For several years, it has been known that superfluid helium housed in reservoirs located next to each other acts collectively, even when the channels connecting the reservoirs are too narrow and too long to allow for substantial flow. A new theoretical model reveals that the phenomenon of mysterious communication “at a distance” between fluid reservoirs is much more common than previously thought.
Caption: When large reservoirs are connected by very narrow and long channels, the liquid in each reservoir acts independently of the liquid in adjacent reservoirs. In the microworld, the physics is different: if the liquid filling the reservoirs complies with certain conditions (the most important of which is that the fluid is at coexistence between its two phases), even surprisingly small channels can correlate the state of the liquid in adjacent reservoirs. Credit: IPC PAS
Liquids in containers that are at a distance from each other may behave collectively, even if the channels connecting the reservoirs are so narrow and long that they prevent significant flow. The mysterious “action at a distance” was discovered only recently and was only observed in helium cooled to a very low temperature. The theoretical model of the phenomenon, developed by an international team of scientists, including those from the Institute of Physical Chemistry of the Polish Academy of Sciences (IPC PAS) in Warsaw, however, suggests that this effect may also be present in other liquids – and in much more typical conditions.
The first report of the “action at a distance” between reservoirs of liquid was published in 2010 in Nature Physics. The team from the University at Buffalo and the State University of New York created an array of tens of millions of hollows for liquid helium on a silicon plate. Each small reservoir was a cube with an edge of two microns (millionths of a metre), and the centres of adjacent reservoirs were six microns apart. The prepared plate was covered with another full silicon plate. This was done so as to leave a very narrow gap above the reservoirs, of only 32 nanometres (billionths of a metre). The gap enabled all the reservoirs to be filled with liquid helium.
The size of the gap was thousands of times smaller than both the size of the reservoirs themselves and the distance between adjacent reservoirs. Such compact dimensions made significant flow virtually impossible. It was thus expected that after pouring in liquid helium it would “do its own thing” in each reservoir, regardless of what was happening in adjacent reservoirs. In the experiment, the specific heat of the liquid helium was measured in a single reservoir, and in the entire system. If the reservoirs were truly independent, the specific heat of the whole system would equal the specific heat of a single reservoir multiplied by the total number of reservoirs. However, this was not the case: a clear excess of specific heat was observed in the system. The superfluid helium, apparently divided into millions of independent reservoirs, was inexplicably acting as if it was still a physical whole.

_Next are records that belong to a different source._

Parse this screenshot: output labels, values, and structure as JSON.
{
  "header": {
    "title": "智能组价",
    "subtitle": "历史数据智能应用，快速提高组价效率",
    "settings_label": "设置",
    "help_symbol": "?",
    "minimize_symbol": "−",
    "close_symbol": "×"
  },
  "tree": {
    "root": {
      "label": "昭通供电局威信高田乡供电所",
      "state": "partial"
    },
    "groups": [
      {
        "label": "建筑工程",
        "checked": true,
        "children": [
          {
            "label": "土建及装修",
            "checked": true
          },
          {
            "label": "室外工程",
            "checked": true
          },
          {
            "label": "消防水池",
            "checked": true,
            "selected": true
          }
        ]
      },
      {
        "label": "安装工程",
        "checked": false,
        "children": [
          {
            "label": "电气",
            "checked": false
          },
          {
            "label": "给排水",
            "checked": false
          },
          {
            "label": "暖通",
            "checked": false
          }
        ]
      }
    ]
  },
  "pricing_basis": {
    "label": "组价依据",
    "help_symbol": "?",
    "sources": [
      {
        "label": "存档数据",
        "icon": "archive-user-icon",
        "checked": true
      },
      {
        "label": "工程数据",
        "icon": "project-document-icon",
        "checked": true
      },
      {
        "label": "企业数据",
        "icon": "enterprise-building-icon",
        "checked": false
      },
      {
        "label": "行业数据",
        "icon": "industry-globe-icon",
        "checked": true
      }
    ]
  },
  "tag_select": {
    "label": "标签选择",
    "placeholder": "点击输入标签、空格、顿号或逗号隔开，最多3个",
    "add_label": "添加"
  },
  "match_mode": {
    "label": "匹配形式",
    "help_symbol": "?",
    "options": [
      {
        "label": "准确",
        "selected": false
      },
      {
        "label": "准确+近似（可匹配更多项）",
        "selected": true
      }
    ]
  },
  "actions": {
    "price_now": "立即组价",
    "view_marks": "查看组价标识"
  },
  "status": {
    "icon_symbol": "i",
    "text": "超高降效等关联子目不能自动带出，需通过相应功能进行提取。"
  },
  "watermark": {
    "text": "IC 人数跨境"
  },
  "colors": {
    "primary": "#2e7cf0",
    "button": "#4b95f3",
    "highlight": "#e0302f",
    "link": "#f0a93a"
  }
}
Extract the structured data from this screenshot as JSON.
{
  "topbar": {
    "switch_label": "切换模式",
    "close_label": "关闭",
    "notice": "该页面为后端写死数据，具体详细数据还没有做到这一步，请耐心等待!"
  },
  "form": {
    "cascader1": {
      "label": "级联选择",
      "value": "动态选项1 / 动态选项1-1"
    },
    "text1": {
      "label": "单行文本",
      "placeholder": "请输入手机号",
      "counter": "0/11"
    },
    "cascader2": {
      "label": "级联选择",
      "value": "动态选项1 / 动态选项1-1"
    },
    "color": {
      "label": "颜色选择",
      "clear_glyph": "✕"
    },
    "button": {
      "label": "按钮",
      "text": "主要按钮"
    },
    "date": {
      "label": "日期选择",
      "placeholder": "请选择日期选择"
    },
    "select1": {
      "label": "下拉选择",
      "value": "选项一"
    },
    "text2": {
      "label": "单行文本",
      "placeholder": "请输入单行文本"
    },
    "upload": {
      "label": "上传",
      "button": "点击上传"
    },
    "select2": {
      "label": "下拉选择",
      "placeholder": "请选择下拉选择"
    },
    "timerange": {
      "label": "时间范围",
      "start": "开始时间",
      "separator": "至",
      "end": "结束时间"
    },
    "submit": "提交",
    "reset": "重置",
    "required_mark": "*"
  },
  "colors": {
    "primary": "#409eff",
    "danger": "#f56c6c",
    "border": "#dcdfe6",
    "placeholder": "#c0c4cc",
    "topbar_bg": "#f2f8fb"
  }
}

“Let’s change the scale for a moment and imagine cubic containers, each with a side of two metres. Each pair of containers is connected by a tube four metres long with a diameter of three millimetres. According to existing theories, such a small channel should not synchronize the phenomena occurring in the containers. And yet, in the microworld it does!,” says Dr. Anna Maciołek of IPC PAS, the Max-Planck-Institut für Intelligente Systeme and the University of Stuttgart.
Superfluid helium is a liquid whose properties are to a large extent the result of quantum phenomena, so initially it seemed that it was those that were responsible for the outcome of the experiment. In cooperation with Prof. Douglas Abraham from Oxford University, Dr. Maciołek has developed a theory describing the observed phenomenon. The new theory, confirmed by computer simulations carried out by Oleg Vasilyev from the Max-Planck-Institut für Intelligente Systeme, proves that the effect of “action at a distance” does not require quantum physics and can also occur in classical one-component fluids, as well as in mixtures.
Analysis of the new theoretical model has revealed that the phenomenon occurs under certain conditions. For it to occur, in the initial experiment the liquid helium needed to be at a state close to the appearance (or disappearance) of superfluidity. For other fluids, however, low temperatures are not required. Water and lutidine – a model mixture of water with oil – mix only in a certain range of temperatures and “action at a distance” only appears within this range. The most important requirement therefore turns out to be the proximity of the phase transition, that is, the state in which the two different forms (phases) of the liquid can occur simultaneously. The dimensions of the reservoirs and the connecting channels are also important: the phenomenon ceases to exist when the distances are significantly larger than the size of human cells.
“Physics in the microworld, even classical physics, is turning out, not for the first time, to be different from the physics we all know from everyday life,” concludes Dr. Maciołek.
The results, presented recently in the pages of the well-known physics journal Physical Review Letters, can be applied, among others, in microfluidic systems. Systems of this type are constructed to carry out chemical or biological experiments on individual droplets. The sizes of the containers and channels in microfluidic systems are so small that the “action at a distance” described here can then occur – as an unintended effect, disturbing the results of experiments, or as an intentionally introduced factor increasing the functionality of the system.